Katie Samuelson '14 Highlights Student Recognition in the Sciences
Katie Samuelson '14 was in her tennis coach's office when she received a life-changing email: she had won a National Science Foundation (NSF) Graduate Research Fellowship to pursue a Ph.D. in ocean engineering.
"I was so shocked that I had to sit on the floor and have my teammate finish reading it to me," says the engineering major from East Wakefield, N.H.
The NSF recognizes outstanding students in science, technology, and engineering and provides three years of financial support and research and professional development opportunities.
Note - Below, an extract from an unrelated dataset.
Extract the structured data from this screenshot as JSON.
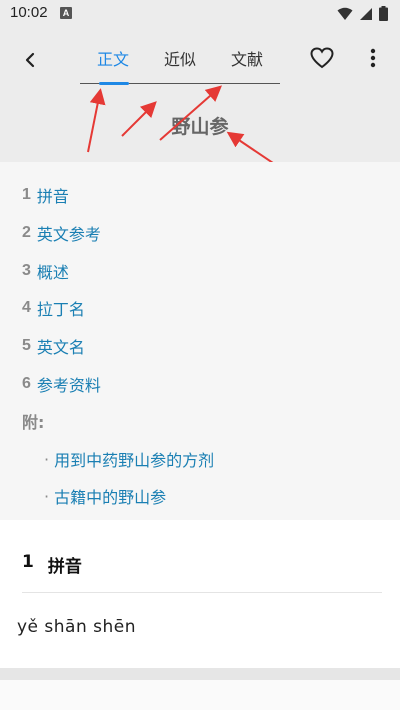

Samuelson will participate in a joint program with the Massachusetts Institute of Technology (MIT) and the Woods Hole Oceanographic Institution (WHOI).
"This program gives me access to the MIT professors, courses, and laboratory facilities while I'm conducting research in the field at Woods Hole," says Samuelson, who will start by examining sediment transport and turbulent tidal flows in areas such as Fire Island, N.Y., and Martha's Vineyard, Mass., this summer.
The fellowship highlights an impressive list of science-related recognition for Swarthmore students this year. Also caught by surprise via email was Jacob Collard '15, who won a summer undergraduate research fellowship from the National Institute of Standards and Technology (NIST).
"It was actually my first time checking my email in about a month, so I was expecting to wade through a lot of junk," says Collard, a linguistics major and computer science minor from Sunbury, Ohio. "Needless to say, I was quite happy."
Collard will work on a natural language processing project in the NIST Information Technology Laboratory, aligning with his Swarthmore studies and career plans.
Another student, Benjamin Goloff '15, received honorable mention from the Udall Foundation, an independent federal agency that offers scholarships to students committed to the environment and public service.
"I'm so grateful for this honor and for the opportunity to join the Udall alumni network," says Goloff, an environmental governance and biology special major from New York, N.Y. "I'm sure this will be a wonderful resource in furthering my goal to help bring together people of diverse backgrounds - spanning research, policy, and activism - to define environmental action as a means toward social-ecological justice."
Two other Swatties, Rebecca Senft '15, an honors neuroscience major from St. Johnsville, N.Y., and Ascanio Guarini '16, an engineering major from New York, N.Y., received honorable mentions from the Barry Goldwater Scholarship and Excellence in Education Program. The program aims to provide a continuing source of highly qualified scientists, mathematicians, and engineers by awarding scholarships to college students committed to research careers in these fields.